(Exercise):
Would you set down the complete data below, exactly as shown?

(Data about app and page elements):

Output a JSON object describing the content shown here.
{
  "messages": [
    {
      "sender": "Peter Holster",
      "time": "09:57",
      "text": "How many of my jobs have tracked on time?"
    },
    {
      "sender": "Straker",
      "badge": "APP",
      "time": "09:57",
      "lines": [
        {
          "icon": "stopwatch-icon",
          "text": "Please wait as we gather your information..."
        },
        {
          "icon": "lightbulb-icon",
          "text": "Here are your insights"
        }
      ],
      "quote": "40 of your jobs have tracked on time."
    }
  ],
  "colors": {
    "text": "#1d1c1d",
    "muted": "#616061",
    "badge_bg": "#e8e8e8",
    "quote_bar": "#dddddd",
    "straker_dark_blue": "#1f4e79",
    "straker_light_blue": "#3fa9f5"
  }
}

(Answer to the problem):
Output a JSON object describing the content shown here.
{
  "messages": [
    {
      "sender": "Peter Holster",
      "time": "09:57",
      "text": "How many of my jobs have tracked on time?"
    },
    {
      "sender": "Straker",
      "badge": "APP",
      "time": "09:57",
      "lines": [
        {
          "icon": "stopwatch-icon",
          "text": "Please wait as we gather your information..."
        },
        {
          "icon": "lightbulb-icon",
          "text": "Here are your insights"
        }
      ],
      "quote": "40 of your jobs have tracked on time."
    }
  ],
  "colors": {
    "text": "#1d1c1d",
    "muted": "#616061",
    "badge_bg": "#e8e8e8",
    "quote_bar": "#dddddd",
    "straker_dark_blue": "#1f4e79",
    "straker_light_blue": "#3fa9f5"
  }
}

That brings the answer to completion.